In fact I can’t remember a time when so much of my training has been on SEN related themes. I really enjoy providing courses on supporting children with learning difficulties in museums, so I’m delighted to be running one on ss Great Britain next week. We’ll be discussing lots of wonderful inclusive ideas. And I’m very excited to be going to Qatar in March to give three days of training for library, museum and archive staff, one of them on working with SEN children. It is always a treat to give training for school and public library staff on special needs. Libraries offer so much for children who find learning difficult.

Saturday, 18 February 2012

Children in museums and galleries

I have just caught up with a very interesting piece about children and culture that was on Woman’s Hour last Thursday. Jeanette Winterson, Rosie Millard and Jenni Murray talked about the value of taking children to museums and galleries, and ways to make visits interesting. All saw avoiding boredom as vital, hardly surprisingly. Rosie Millard has some lovely ways of making gallery trips with her four children playful. Crucially, they never stay very long, and they only look at a few artworks. They buy postcards and then hunt out the pictures, they play compare and contrast games, they use paintings as the basis for story-telling. (A picture of Charles II on his horse has led to lots of enjoyably gruesome discussions about his execution.) The Grayson Perry exhibition, The Tomb of the Unknown Craftsman, on at the British Museum for just one more week, has been a big hit with children. Items in it like badges fascinate them, but it’s the irreverence and humour of lots of the exhibits that especially appeals. Much food for thought for me in all this in relation to my family learning courses.

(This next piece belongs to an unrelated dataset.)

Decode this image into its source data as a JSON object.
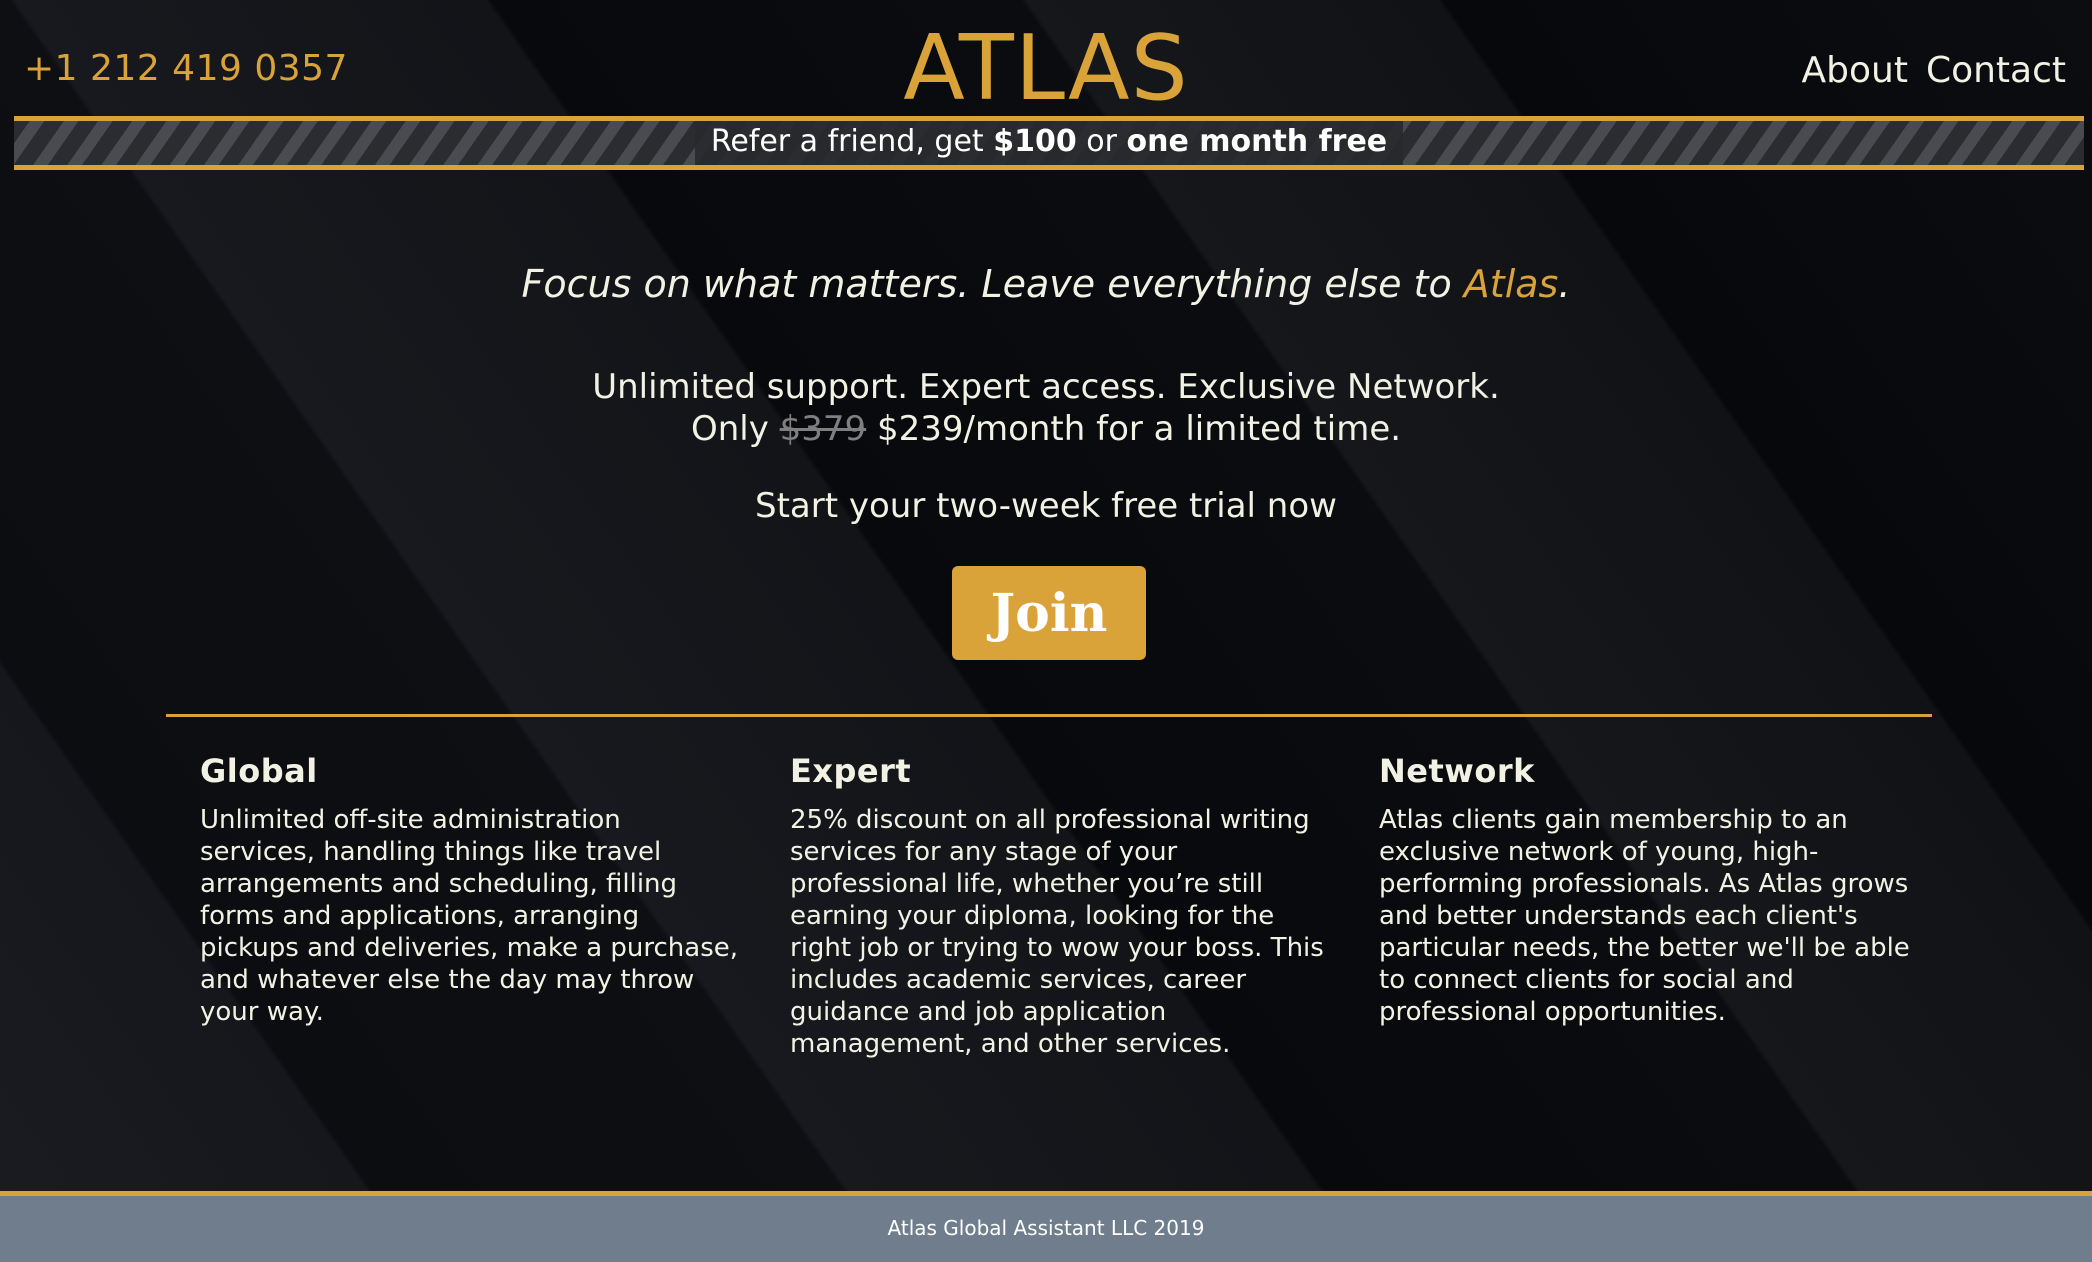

Millions of children have never been inside a gallery, museum or theatre. Winterson and Millard were both adamant about the importance of school visits to cultural organisations.

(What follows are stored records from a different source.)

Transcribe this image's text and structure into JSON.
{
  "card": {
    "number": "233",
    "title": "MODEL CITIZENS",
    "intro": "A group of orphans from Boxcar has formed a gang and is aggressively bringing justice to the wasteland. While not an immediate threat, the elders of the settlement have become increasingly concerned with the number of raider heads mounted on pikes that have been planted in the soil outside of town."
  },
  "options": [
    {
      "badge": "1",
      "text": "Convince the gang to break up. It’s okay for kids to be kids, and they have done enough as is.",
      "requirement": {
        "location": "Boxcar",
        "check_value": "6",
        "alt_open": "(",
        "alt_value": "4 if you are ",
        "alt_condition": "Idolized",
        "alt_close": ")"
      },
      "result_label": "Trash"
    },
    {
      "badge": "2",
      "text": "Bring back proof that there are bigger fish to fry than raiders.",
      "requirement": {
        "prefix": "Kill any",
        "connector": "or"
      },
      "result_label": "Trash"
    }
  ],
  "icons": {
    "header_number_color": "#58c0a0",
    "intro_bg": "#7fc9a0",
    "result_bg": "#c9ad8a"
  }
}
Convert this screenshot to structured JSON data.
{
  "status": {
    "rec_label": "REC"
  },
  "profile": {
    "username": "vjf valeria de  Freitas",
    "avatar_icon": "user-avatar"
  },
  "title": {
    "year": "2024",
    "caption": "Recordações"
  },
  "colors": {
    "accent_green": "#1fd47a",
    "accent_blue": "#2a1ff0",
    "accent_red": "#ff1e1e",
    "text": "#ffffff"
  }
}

Thank you for the photo to the Royal Albert Memorial Museum and Art Gallery in Exeter, which runs fantastic family and school events.

Thursday, 26 January 2012

Effective provision for teenagers in museums, libraries and other arts and cultural organisations

There was a great Twitter discussion launched by Cultural Themes this week about good teenage provision. Look for the tweets dating from 24 January, or check out the complete archive. The discussion focused on museums, but lots of the strategies that were shared are equally relevant and useful in libraries and other arts, cultural and heritage organisations. I give training courses on working effectively with teenagers in these sectors, and thoroughly endorse the ideas.

Incidentally, for anyone who does not know it, Kids in Museums is well worth keeping an eye on for tips on good practice with teenagers as well as children and families. Public and school library staff can find loads of information and case studies of good practice on Teen Librarian and YA Library UK.

I took the photo at a great Warhammer workshop run by Redbridge Library Service. It’s a regular event which attracts lots of young people. One of the reasons for its success is of course everyone’s active engagment, a vital key for good teenage provision. If you are interested, you can find all my blog posts about this and other issues concerning work with teenagers here.